On the interim space of development, a "director's cut" of the first game was released in 1997, aptly titled "Resident Evil: Director's Cut". In addition to having the same game, the enhanced re-release had certain additions, most prominent being the new "Arranged Mode" that mixed things up by offering new locations for items and enemies, as well as new camera angles and costumes for the main and supporting characters of the game. The censored intro and first zombie encounter cutscenes were supposed to be restored to their original formats, but a "miscommunication" between the west and east caused that to be sadly omitted from the Western release, retaining the cuts and disappointing fans like myself. Fortunately, the cream of the crop of this package was Capcom including a playable demo of RE2, which gave gamers a first glimpse of the sequel set 2 months later in a zombie infested Raccoon City itself.
For all its worth, the original Resident Evil served as the precursor to bigger and badder things in the world of survival horror. The series eventually went through numerous installments to continue the tale of its surviving protagonists, but the first game by far has the most releases in several platforms and media, including an actual remake (aptly titled "REmake") that first made its way to the Nintendo Gamecube and saw a reimagining of the first game with new enhancements, better plot structure, and most of all, cutting the cheesy B-movie antics and instilling it with better dialogue and voice acting. It also went portable for the first time (besides a PSone classic download) in another reimagining for the Nintendo DS called "Resident Evil: Deadly Silence". Besides being a somewhat enhanced version of the original PSone game, it had several new modes and features, including a mini-game feature within the game that would allow players to use their DS stylus and swing the combat knife in first person view mode!
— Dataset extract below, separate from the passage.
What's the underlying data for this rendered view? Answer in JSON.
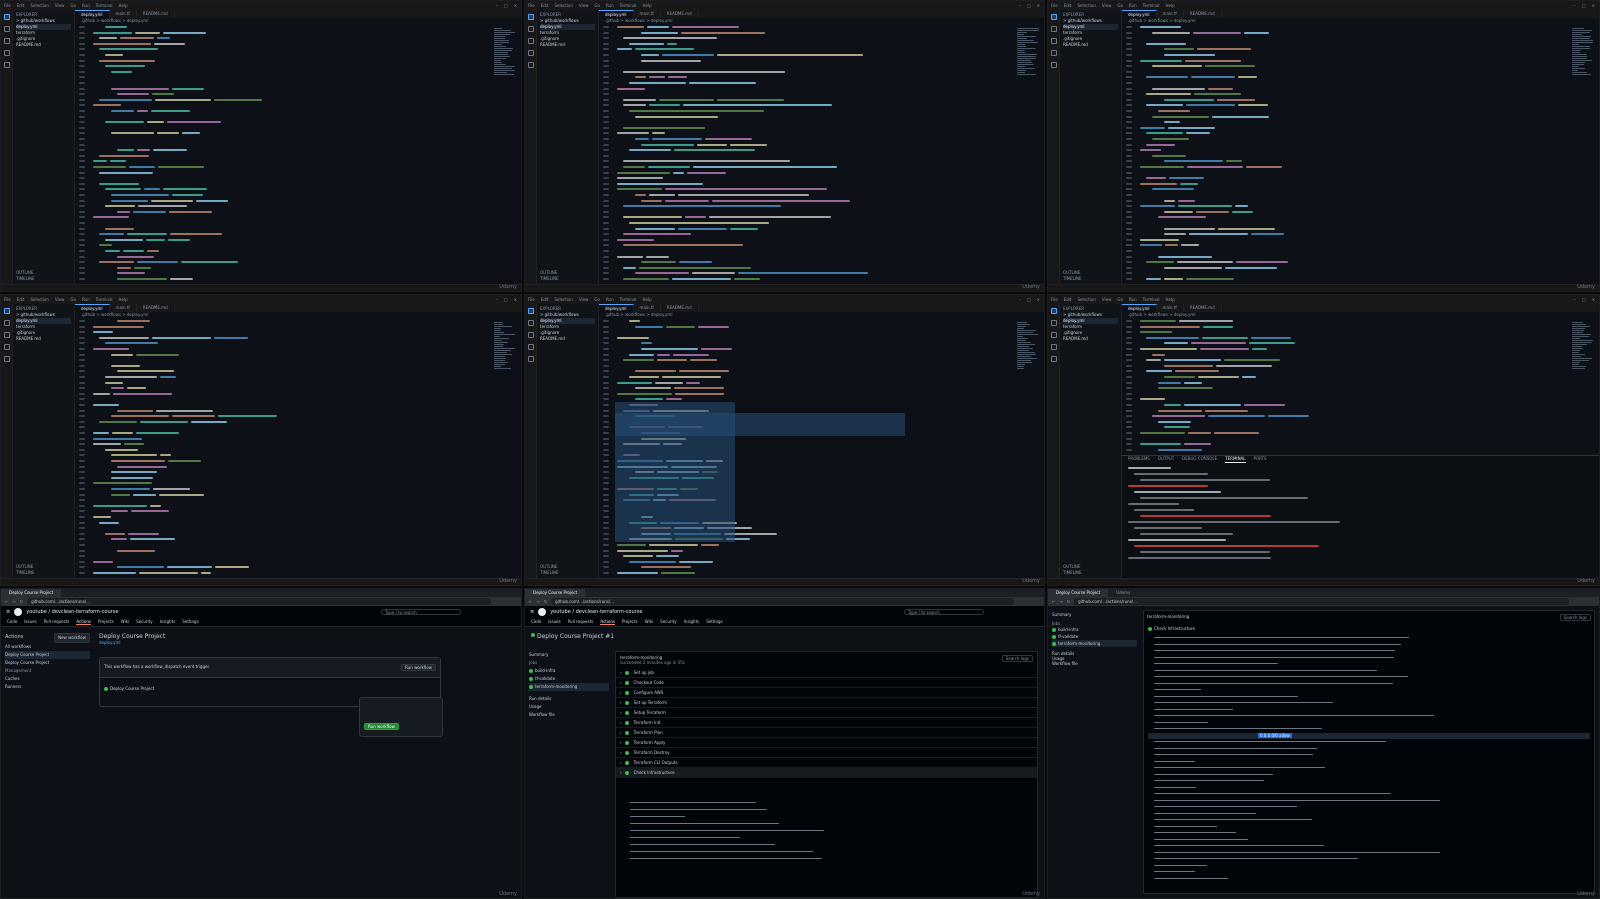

I could get down to reminiscing about the entire RE series as a whole, but that would be going to far down the line. For now, I'd like to quietly sit back and remember the first game, which still remains my favorite in terms of nostalgia and intrigue factor. Thank you Capcom and Shinji Mikami for creating and presenting such a wonderful game. This helped define survival horror for a generation, and it continues to evolve into something that gives fans like me a reason to keep playing.